This is also almost exactly 30 years since the opening of the Rio Earth Summit on June 3rd 1992, which began to lay out an agenda for sustainable development. The Rio Summit was based on the work of the UN Commission on Environment and Development, whose 1987 report was released 35 years ago this year.

So in this and the next three columns I will revisit these important conferences and reports, reflect on the success and – mainly – the failings in implementing the environment and sustainable development agenda they outlined, consider where this leaves us, and contemplate the future we face and what we need to do to meet the challenges it poses – challenges that are far greater and more acute than they were 50 years ago.

One challenge that was not even on the agenda at Stockholm, surprisingly, was climate change; there was no reference to it or global warming anywhere in the Declaration, and only two minor and oblique references to CO2 emissions among the 109 recommendations for action. This may seem odd, but, “climate change wasn’t getting the attention it could have, and there was a lack of urgency in discussions” throughout the 1960s, according to Alice Bell, co-director at the UK climate change charity Possible, writing in the Guardian in July 2021. Indeed, it wasn’t until around 1977/8 that the issue began to be taken seriously.  

However, there was specific reference in the Stockholm Declaration to “dangerous levels of pollution in water, air, earth and living beings; major and undesirable disturbances to the ecological balance of the biosphere [and] destruction and depletion of irreplaceable resources.” If we look at just those three issues – pollution, changes to the biosphere and resource depletion – it is clear that things have gotten a lot worse since 1972.

For example, plastics pollution was not even mentioned in the Conference report; Our World in Data (OWiD), which is based at Oxford University, reports that global plastics production in 1972 was 44 million tonnes, but reached 381 million tonnes in 2015. The Living Planet Index, which measures the abundance of vertebrate species, declined 68 percent between 1970 and 2016, the World Wide Fund for Nature reports, while we did not fully meet any of the 20 Aichi targets on biodiversity, established in 2011, and only partially met six of them. When it comes to resource depletion, 10 percent of the world’s fish stocks were over-exploited in 1974, but by 2017 that had risen to 34 percent, OWiD reports.
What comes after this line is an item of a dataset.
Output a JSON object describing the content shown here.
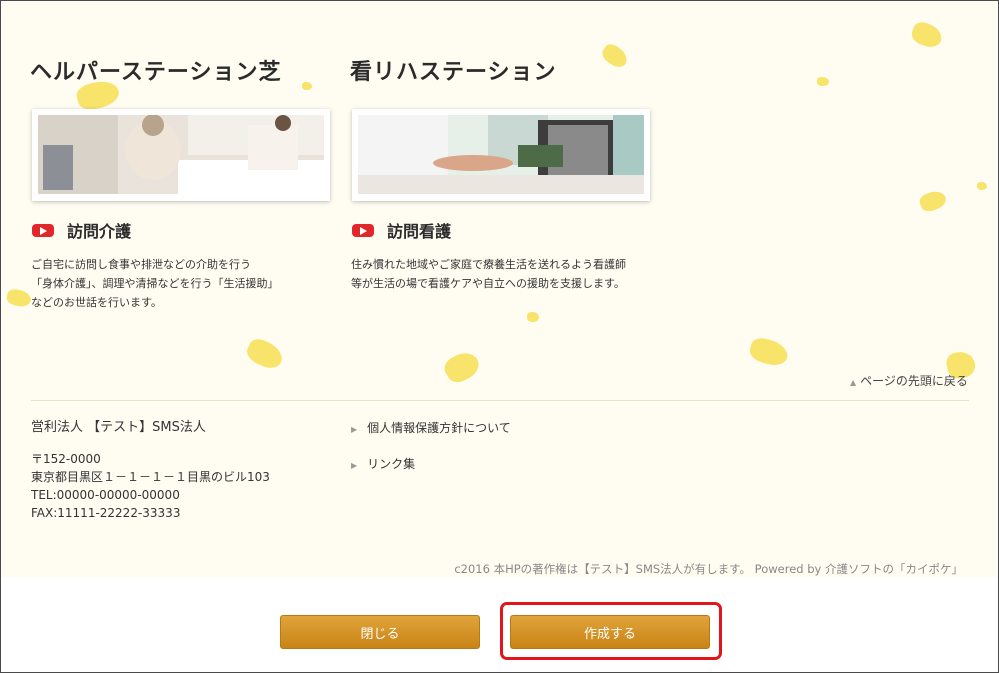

The Stockholm Declaration began by highlighting “the need for a common outlook and for common principles to inspire and guide the peoples of the world in the preservation and enhancement of the human environment”. But fifty years later, finding a common outlook, principles and agenda for our common future remains elusive. Indeed, in remarks to the UN’s Economic and Social Council in March, following up on “Our Common Agenda”, UN Secretary General Antonio Guterres noted “a fundamental lack of solidarity in today’s world and in the mechanisms that are relevant for the global economy and the global financial system”.

The participants at Stockholm were clear: “Through ignorance or indifference we can do massive and irreversible harm to the earthly environment on which our life and well-being depend. Conversely, through fuller knowledge and wiser action, we can achieve for ourselves and our posterity a better life in an environment more in keeping with human needs and hopes.”
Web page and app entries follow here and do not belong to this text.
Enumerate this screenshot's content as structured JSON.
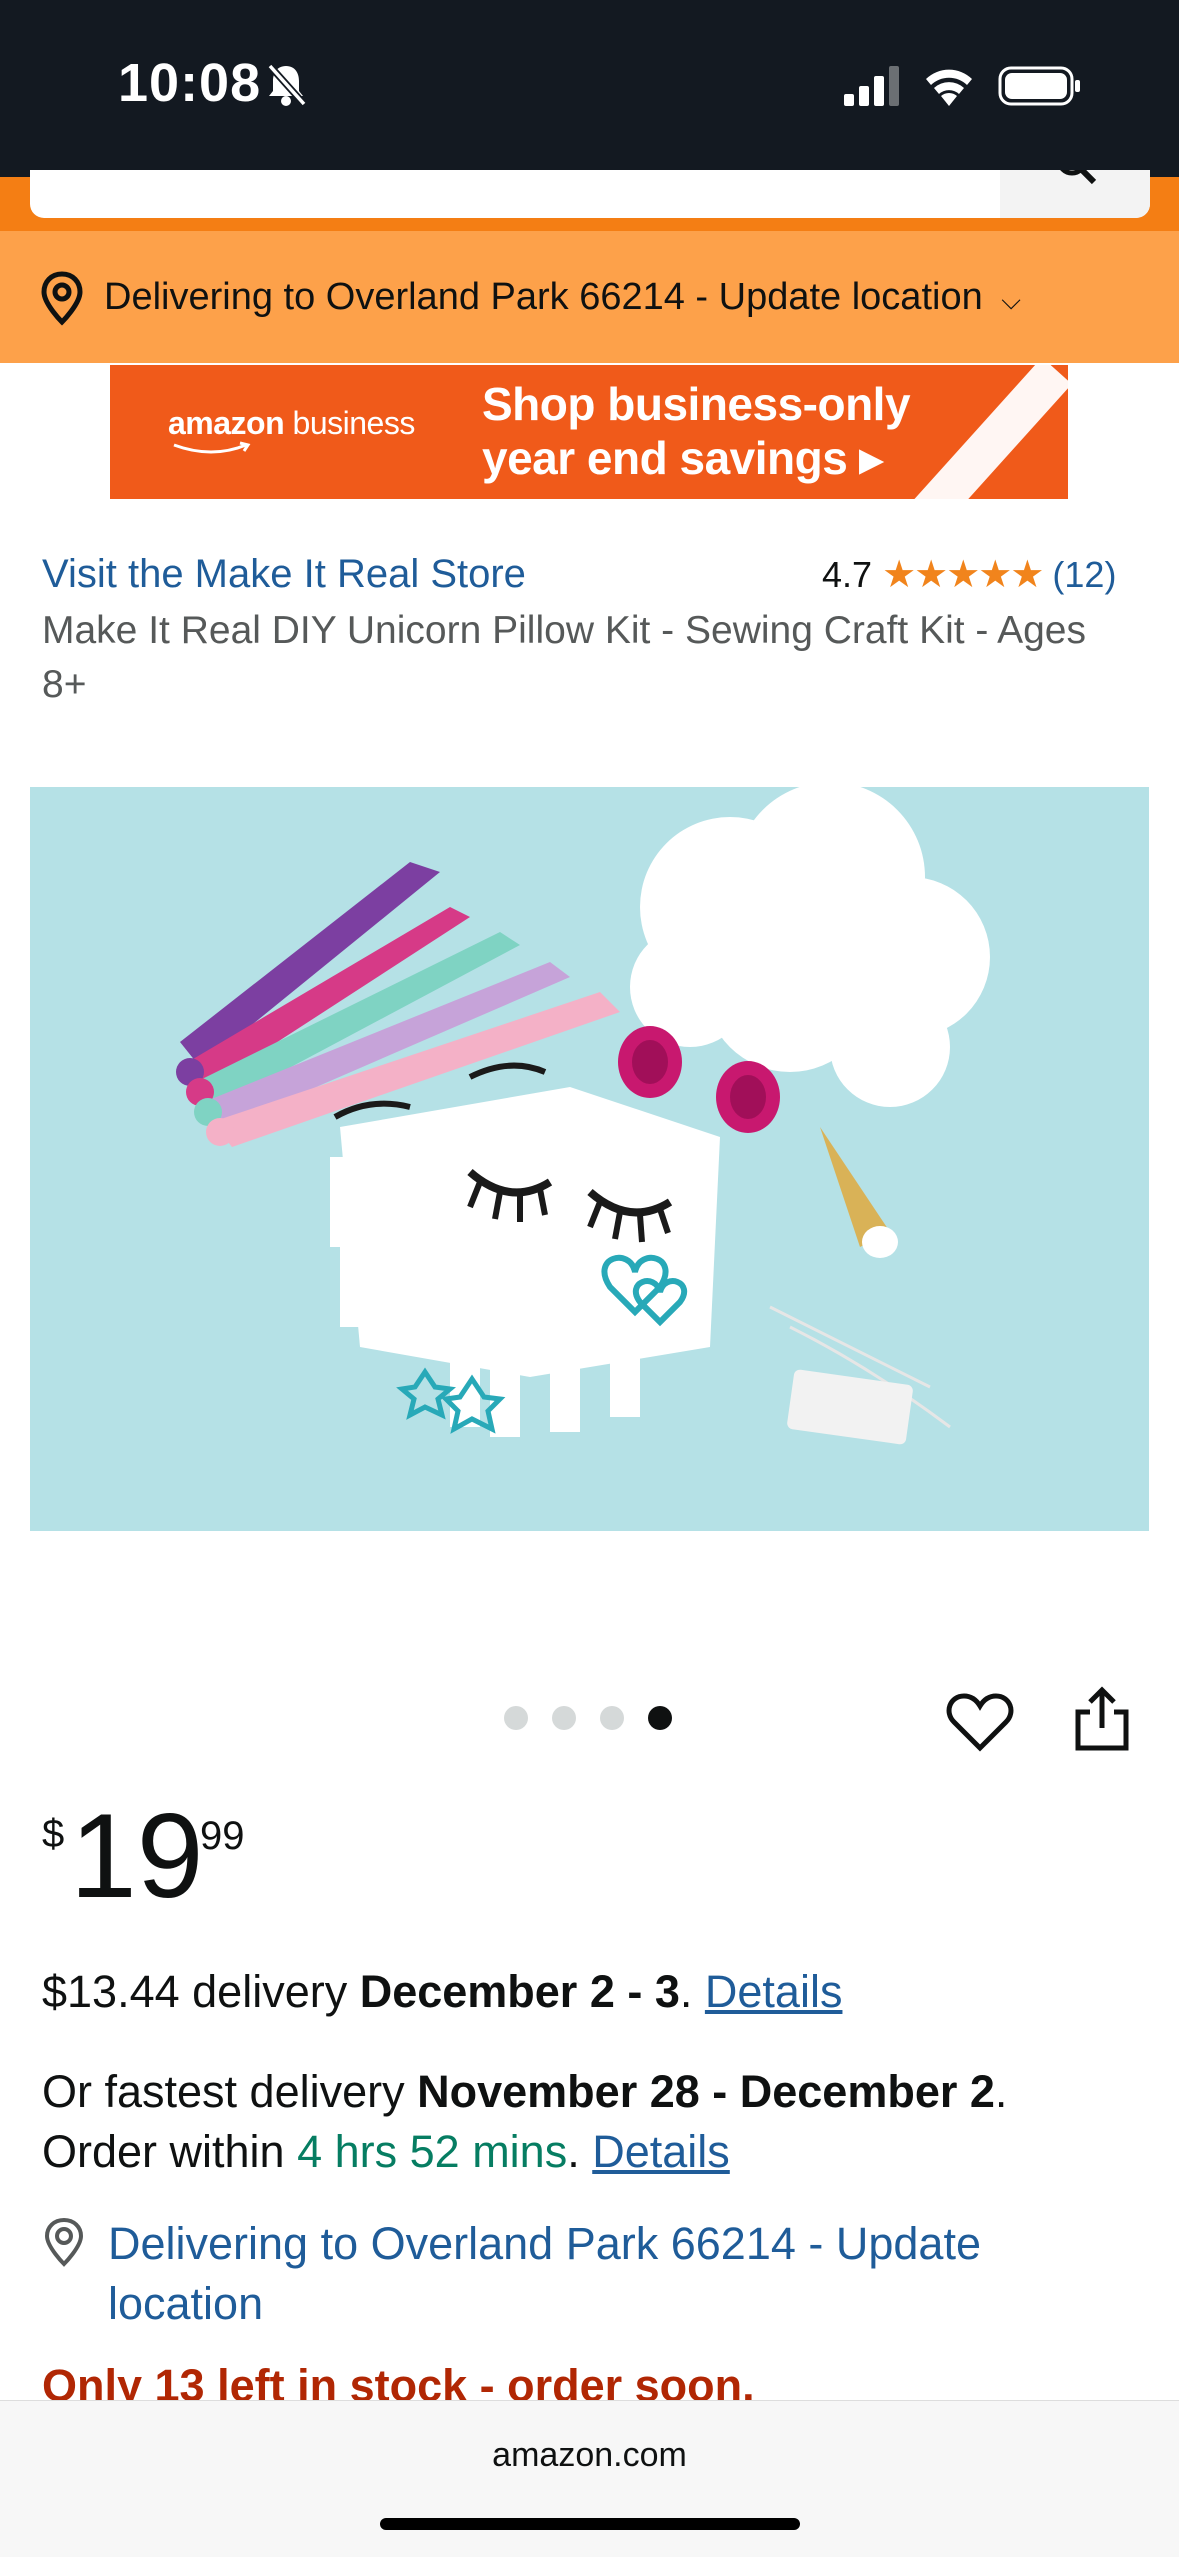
{
  "status_bar": {
    "time": "10:08",
    "icons": [
      "bell-slash-icon",
      "signal-icon",
      "wifi-icon",
      "battery-icon"
    ]
  },
  "location_bar": {
    "text": "Delivering to Overland Park 66214 - Update location",
    "chevron": "⌵"
  },
  "ad_banner": {
    "brand_1": "amazon",
    "brand_2": " business",
    "line1": "Shop business-only",
    "line2": "year end savings ▸"
  },
  "product": {
    "store_link": "Visit the Make It Real Store",
    "rating_value": "4.7",
    "rating_stars": "★★★★★",
    "rating_count": "(12)",
    "title": "Make It Real DIY Unicorn Pillow Kit - Sewing Craft Kit - Ages 8+"
  },
  "image_carousel": {
    "count": 4,
    "active_index": 3
  },
  "price": {
    "symbol": "$",
    "whole": "19",
    "fraction": "99"
  },
  "delivery": {
    "standard_prefix": "$13.44 delivery ",
    "standard_date": "December 2 - 3",
    "standard_suffix": ". ",
    "details_label": "Details",
    "fastest_prefix": "Or fastest delivery ",
    "fastest_date": "November 28 - December 2",
    "fastest_suffix": ".",
    "order_within_prefix": "Order within ",
    "order_within_time": "4 hrs 52 mins",
    "order_within_suffix": ". ",
    "details2_label": "Details",
    "location_text": "Delivering to Overland Park 66214 - Update location"
  },
  "stock": {
    "text": "Only 13 left in stock - order soon."
  },
  "browser": {
    "url": "amazon.com"
  },
  "colors": {
    "header_dark": "#131921",
    "location_orange": "#fda14a",
    "link_blue": "#1f5c99",
    "stock_red": "#b12704",
    "rating_star": "#f1841c"
  }
}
Obviously, the Conference participants expected we would choose the latter course. I think they would be bitterly disappointed that we have largely chosen the former, acting with indifference and – well, not so much ignorance as ‘ignore-ance’ – deliberately ignoring the evidence where it conflicted with short-term benefit and profit. It wasn’t supposed to be this way.

© Trevor Hancock, 2022
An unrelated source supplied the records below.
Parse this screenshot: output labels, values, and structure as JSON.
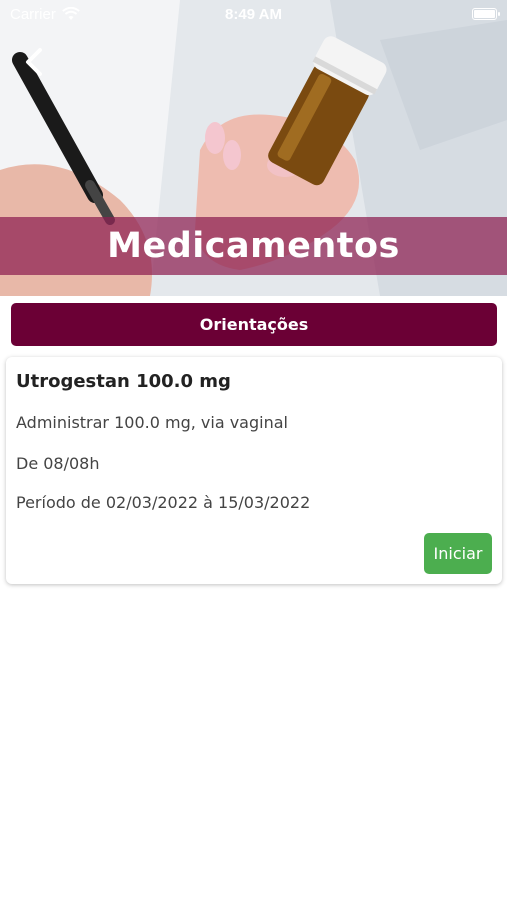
{
  "status_bar": {
    "carrier": "Carrier",
    "time": "8:49 AM"
  },
  "header": {
    "title": "Medicamentos"
  },
  "orientations_button": {
    "label": "Orientações"
  },
  "medication_card": {
    "name": "Utrogestan 100.0 mg",
    "administration": "Administrar 100.0 mg, via vaginal",
    "schedule": "De 08/08h",
    "period": "Período de 02/03/2022  à 15/03/2022",
    "start_label": "Iniciar"
  },
  "colors": {
    "primary": "#6b0035",
    "title_band": "#8c1e50",
    "start_button": "#4cae4f"
  },
  "icons": {
    "back": "chevron-left-icon",
    "wifi": "wifi-icon",
    "battery": "battery-icon"
  }
}
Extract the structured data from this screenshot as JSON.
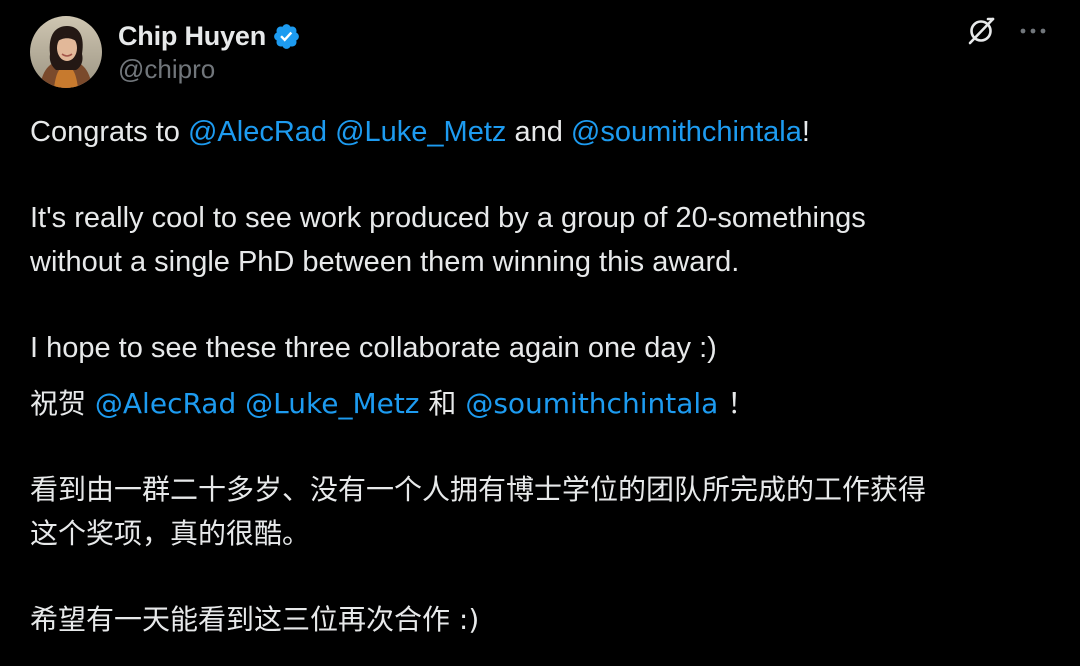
{
  "author": {
    "display_name": "Chip Huyen",
    "handle": "@chipro",
    "verified": true
  },
  "icons": {
    "avatar": "profile-photo",
    "verified": "verified-badge-icon",
    "grok": "grok-icon",
    "more": "more-options-icon"
  },
  "colors": {
    "background": "#000000",
    "text": "#e7e9ea",
    "secondary_text": "#71767b",
    "link": "#1d9bf0",
    "verified": "#1d9bf0"
  },
  "tweet": {
    "en": {
      "p1": {
        "prefix": "Congrats to ",
        "mention1": "@AlecRad",
        "sep1": " ",
        "mention2": "@Luke_Metz",
        "sep2": " and ",
        "mention3": "@soumithchintala",
        "suffix": "!"
      },
      "p2_line1": "It's really cool to see work produced by a group of 20-somethings",
      "p2_line2": "without a single PhD between them winning this award.",
      "p3": "I hope to see these three collaborate again one day :)"
    },
    "zh": {
      "p1": {
        "prefix": "祝贺 ",
        "mention1": "@AlecRad",
        "sep1": " ",
        "mention2": "@Luke_Metz",
        "sep2": " 和 ",
        "mention3": "@soumithchintala",
        "suffix": " ！"
      },
      "p2_line1": "看到由一群二十多岁、没有一个人拥有博士学位的团队所完成的工作获得",
      "p2_line2": "这个奖项，真的很酷。",
      "p3": "希望有一天能看到这三位再次合作 :)"
    }
  }
}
thancock@uvic.ca

Dr. Trevor Hancock is a retired professor and senior scholar at the

University of Victoria’s School of Public Health and Social Policy